### EXERCISE DIRECTIONS
Copy whichever lines of the data hold the word "uzdevuma".

### SUPPLIED RECORDS

^^^^^^^^

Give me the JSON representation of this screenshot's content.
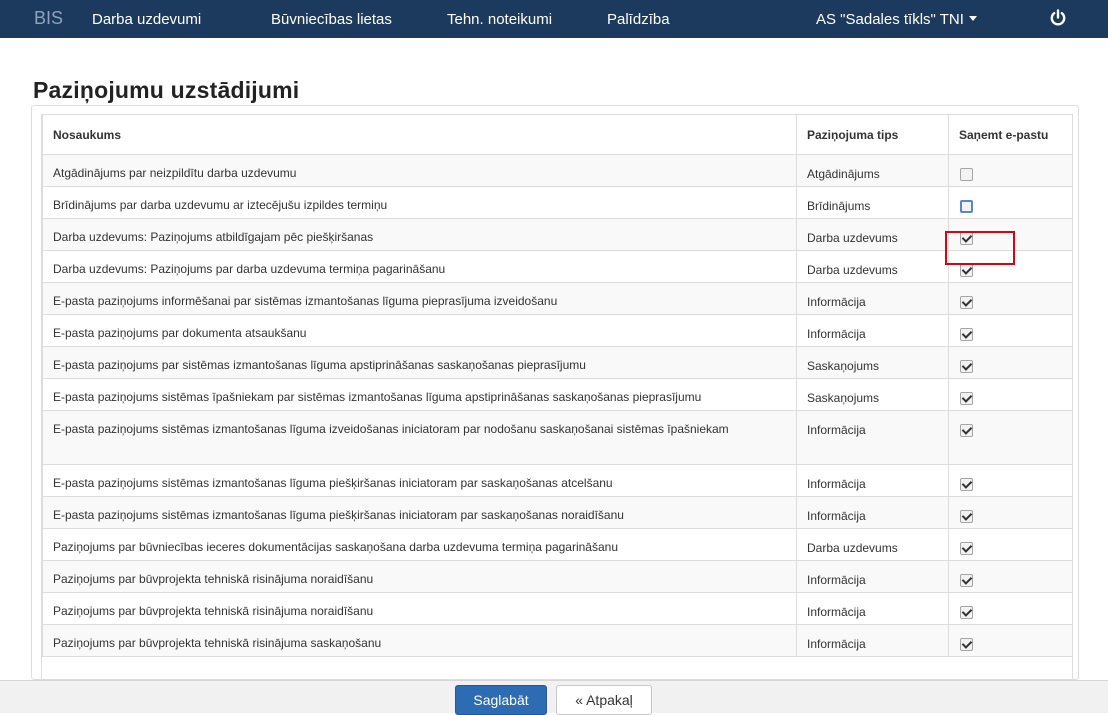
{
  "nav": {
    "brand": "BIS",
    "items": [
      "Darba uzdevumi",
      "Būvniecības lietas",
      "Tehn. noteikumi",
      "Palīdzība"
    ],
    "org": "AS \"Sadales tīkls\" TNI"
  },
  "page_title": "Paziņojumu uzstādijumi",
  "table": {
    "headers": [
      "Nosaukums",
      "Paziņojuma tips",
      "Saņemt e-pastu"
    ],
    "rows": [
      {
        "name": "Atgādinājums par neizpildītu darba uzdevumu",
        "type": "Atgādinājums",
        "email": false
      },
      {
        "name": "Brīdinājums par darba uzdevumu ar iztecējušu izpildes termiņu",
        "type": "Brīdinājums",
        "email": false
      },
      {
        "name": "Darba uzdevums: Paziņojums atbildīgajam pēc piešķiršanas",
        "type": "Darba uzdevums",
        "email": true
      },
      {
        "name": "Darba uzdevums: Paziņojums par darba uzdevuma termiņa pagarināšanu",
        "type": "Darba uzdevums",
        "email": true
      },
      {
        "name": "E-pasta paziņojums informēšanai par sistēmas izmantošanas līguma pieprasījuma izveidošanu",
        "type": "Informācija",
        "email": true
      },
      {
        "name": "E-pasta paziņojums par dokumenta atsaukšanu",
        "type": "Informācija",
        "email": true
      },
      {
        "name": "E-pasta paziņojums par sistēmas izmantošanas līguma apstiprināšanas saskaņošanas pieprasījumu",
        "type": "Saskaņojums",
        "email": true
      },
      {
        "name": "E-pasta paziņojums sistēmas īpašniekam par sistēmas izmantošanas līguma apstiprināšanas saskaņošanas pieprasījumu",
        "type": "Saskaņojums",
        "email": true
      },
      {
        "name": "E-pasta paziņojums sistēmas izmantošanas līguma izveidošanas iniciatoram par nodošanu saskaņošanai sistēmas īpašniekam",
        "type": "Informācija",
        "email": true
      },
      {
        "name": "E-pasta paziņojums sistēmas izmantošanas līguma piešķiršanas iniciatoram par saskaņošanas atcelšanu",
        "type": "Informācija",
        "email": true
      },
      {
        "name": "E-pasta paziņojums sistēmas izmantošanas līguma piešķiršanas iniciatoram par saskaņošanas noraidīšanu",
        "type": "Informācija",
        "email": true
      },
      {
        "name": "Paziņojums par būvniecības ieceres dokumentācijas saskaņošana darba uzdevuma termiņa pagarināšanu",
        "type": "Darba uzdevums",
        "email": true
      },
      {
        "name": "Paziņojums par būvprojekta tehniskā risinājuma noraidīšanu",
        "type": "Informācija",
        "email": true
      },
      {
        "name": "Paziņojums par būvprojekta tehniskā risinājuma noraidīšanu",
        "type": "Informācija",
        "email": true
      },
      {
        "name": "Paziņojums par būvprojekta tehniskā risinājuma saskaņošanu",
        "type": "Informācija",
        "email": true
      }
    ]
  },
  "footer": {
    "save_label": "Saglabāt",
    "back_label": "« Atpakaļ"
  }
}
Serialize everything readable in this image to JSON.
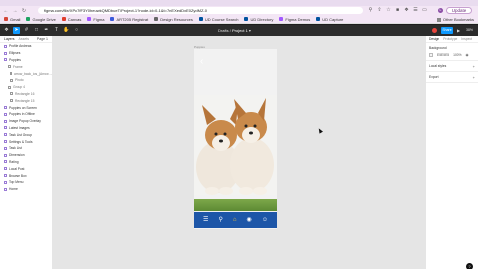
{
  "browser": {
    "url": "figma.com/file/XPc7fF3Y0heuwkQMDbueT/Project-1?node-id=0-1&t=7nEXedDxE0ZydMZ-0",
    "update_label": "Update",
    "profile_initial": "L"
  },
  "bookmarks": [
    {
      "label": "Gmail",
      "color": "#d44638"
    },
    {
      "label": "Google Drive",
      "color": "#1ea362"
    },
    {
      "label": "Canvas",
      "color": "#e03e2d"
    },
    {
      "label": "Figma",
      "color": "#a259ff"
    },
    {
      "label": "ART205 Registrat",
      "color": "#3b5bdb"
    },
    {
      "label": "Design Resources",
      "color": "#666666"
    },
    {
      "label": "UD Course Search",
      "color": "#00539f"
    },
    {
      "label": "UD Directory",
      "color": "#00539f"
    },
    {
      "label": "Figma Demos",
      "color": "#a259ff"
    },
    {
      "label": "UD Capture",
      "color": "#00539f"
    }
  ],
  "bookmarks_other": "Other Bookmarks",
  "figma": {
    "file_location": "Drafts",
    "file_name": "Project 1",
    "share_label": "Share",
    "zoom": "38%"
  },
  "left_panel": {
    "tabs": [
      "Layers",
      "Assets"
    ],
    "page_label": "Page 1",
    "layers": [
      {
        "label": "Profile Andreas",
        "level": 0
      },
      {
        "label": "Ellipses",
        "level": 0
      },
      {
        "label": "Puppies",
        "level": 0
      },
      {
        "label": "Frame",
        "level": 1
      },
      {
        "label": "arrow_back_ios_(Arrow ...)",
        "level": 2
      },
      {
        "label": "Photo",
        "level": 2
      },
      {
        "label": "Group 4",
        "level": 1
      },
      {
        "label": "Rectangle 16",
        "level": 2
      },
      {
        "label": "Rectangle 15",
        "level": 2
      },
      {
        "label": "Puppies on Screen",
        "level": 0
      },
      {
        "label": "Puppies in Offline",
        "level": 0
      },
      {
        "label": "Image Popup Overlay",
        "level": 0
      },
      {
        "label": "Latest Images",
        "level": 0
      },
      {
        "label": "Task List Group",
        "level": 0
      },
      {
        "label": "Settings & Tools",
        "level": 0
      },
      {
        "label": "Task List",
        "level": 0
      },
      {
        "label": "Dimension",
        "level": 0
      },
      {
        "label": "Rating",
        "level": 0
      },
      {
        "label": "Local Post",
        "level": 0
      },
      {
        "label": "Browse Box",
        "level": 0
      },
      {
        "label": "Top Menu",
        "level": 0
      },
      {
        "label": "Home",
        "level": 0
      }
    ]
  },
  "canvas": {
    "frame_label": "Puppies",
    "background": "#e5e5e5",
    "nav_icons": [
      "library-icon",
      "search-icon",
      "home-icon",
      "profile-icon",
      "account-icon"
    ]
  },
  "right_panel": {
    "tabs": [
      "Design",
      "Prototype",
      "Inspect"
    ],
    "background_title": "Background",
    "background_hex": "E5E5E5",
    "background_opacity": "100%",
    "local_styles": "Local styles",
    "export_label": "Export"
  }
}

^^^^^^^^

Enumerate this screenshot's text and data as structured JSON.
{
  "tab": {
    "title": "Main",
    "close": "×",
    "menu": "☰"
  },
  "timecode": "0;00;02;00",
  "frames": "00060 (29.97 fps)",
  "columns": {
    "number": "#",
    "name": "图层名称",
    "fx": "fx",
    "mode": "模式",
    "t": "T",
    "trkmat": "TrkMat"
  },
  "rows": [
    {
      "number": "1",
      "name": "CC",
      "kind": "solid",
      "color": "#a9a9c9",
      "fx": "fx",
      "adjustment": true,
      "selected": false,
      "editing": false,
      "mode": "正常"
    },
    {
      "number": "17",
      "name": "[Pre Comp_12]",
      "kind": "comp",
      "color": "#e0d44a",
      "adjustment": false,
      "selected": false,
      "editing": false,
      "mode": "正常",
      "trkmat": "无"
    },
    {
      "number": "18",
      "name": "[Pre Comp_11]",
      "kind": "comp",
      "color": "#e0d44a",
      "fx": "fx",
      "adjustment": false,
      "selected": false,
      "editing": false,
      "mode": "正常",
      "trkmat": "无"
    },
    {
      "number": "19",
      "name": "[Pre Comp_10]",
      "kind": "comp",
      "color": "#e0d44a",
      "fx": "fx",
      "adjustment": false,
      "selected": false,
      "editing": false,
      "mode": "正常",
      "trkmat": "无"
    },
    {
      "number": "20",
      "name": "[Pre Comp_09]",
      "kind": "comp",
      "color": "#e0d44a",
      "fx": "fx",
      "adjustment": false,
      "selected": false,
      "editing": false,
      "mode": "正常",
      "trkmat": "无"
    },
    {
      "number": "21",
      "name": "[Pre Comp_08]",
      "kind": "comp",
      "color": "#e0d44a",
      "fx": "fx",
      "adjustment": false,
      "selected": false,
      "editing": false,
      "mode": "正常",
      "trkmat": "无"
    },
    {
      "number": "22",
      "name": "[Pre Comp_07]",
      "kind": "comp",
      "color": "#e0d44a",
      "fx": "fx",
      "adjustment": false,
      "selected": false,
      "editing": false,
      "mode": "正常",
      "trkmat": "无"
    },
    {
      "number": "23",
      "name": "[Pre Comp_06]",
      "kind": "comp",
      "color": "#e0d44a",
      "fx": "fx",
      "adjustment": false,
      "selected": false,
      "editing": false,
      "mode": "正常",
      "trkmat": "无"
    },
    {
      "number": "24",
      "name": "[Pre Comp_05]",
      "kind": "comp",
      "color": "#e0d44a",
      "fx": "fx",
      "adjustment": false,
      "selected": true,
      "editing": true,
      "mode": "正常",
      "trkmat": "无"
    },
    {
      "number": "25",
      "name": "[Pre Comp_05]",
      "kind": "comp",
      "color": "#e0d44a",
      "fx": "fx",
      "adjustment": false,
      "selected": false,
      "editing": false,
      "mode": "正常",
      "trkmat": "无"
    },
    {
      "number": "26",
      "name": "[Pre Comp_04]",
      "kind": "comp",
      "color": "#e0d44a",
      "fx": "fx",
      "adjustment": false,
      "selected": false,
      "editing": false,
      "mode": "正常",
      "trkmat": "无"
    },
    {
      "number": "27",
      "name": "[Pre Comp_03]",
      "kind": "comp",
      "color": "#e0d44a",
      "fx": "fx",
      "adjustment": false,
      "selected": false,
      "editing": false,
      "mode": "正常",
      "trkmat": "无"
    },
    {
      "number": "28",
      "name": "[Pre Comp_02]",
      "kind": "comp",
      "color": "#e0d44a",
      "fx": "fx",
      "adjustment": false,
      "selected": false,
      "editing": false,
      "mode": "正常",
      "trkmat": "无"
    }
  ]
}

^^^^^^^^

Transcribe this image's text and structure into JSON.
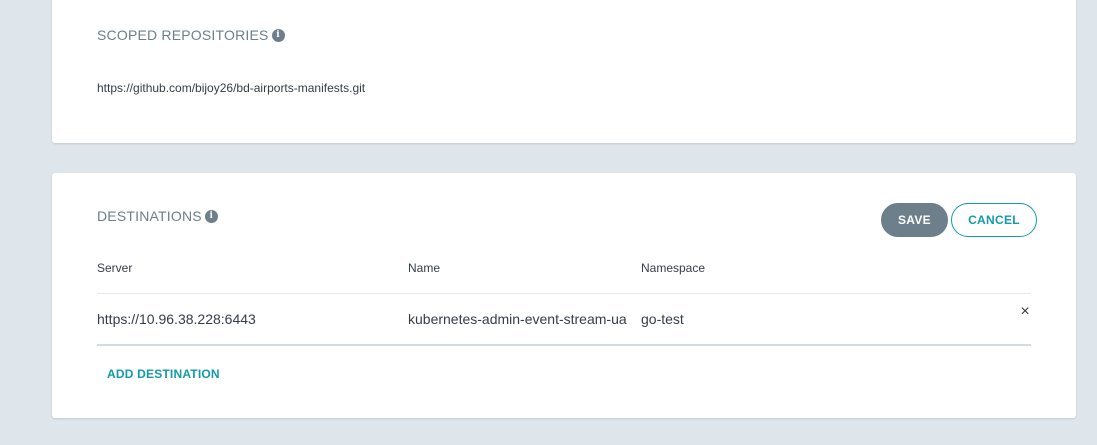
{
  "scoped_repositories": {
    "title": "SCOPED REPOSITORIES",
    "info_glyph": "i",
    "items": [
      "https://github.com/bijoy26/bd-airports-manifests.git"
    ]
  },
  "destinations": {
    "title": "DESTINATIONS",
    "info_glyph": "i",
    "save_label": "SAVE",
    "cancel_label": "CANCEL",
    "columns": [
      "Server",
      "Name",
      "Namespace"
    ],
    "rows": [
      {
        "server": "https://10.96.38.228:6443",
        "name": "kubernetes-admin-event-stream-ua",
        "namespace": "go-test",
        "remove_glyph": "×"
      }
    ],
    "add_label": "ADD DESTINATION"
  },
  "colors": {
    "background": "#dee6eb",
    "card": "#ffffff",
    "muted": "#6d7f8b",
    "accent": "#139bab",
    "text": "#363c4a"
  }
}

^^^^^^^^

### ANSWER BELOW
        "name": "Darba uzdevums: Paziņojums par darba uzdevuma termiņa pagarināšanu",
        "name": "Paziņojums par būvniecības ieceres dokumentācijas saskaņošana darba uzdevuma termiņa pagarināšanu",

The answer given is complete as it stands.